Pausch died last month, at the age of 47. His lecture is amazing, and it got me thinking: if I were to deliver a lecture, knowing it to be my last before I died, what would I talk about? Then I thought about it another way: Why should my last lecture be special? Why can’t all my lectures be special? Why can’t I just live as if every day, and every event, were my last?
Then I wouldn’t have to do anything differently than I would on any other day. I’d rather have someone be able to show a video of any random moment of me spending time with my daughter, and that be a snapshot of the totality of me as a person, then have to worry about topping myself for some reason before I head off to the great gig in the sky.
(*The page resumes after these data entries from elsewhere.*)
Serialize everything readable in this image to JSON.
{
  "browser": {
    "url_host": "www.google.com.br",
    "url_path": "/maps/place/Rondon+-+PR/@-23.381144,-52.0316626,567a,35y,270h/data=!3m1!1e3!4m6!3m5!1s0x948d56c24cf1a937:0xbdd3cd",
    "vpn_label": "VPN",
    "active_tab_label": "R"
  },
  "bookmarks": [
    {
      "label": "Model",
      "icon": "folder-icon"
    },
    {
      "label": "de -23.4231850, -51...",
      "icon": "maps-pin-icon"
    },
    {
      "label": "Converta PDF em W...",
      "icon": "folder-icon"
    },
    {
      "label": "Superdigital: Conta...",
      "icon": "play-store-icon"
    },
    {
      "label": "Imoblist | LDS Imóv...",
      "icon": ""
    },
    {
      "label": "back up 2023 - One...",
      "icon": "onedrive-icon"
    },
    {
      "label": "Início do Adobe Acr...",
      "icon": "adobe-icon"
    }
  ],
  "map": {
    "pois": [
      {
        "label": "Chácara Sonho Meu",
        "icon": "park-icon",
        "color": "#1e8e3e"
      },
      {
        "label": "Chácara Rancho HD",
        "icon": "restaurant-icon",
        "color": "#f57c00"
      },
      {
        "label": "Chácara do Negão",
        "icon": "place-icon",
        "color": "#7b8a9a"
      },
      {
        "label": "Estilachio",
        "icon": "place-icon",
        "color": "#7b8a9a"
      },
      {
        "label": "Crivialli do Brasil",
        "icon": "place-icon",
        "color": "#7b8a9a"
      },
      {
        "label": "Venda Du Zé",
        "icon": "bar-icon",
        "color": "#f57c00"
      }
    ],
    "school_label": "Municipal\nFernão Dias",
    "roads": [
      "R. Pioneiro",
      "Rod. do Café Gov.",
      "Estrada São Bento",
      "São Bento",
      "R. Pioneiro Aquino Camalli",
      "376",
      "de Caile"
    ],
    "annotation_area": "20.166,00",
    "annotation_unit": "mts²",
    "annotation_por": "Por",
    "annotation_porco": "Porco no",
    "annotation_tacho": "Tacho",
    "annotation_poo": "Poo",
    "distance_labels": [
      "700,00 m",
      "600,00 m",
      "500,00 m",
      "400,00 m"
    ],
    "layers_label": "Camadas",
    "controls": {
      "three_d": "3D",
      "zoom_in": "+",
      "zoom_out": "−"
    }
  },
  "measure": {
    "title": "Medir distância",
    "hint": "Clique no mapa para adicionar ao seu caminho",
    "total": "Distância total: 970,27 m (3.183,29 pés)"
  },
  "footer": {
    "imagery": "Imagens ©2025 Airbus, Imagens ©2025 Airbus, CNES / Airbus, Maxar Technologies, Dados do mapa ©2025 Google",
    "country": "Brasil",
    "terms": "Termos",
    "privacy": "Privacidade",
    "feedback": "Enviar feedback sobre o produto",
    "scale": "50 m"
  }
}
In other words, I’d like to have my life be the testament to, well, my life.
What the hell does this have to do with wine? Glad you asked! Assuming you’re still reading, that is. You are? Great! Then allow me to explain…
I’ve written before about the role of mindfulness in heightening your wine appreciation. Basically, give a wine a moment or two of your pure, unadulterated concentration, and it will reveal its entire world to you.
Now, imagine if you treated every glass of wine that you have from here on out as if it might be your last glass. Man, you’d really give it some concentration then.
Sip on that for a while – you might find it brings a greater appreciation of wine into your life.
Even if it’s a glass of Yellowtail.
Check out more ‘Zen Wine’ non-action by the 1WineDude.
(images: rosalynclare.files.wordpress.com, zen-life.org)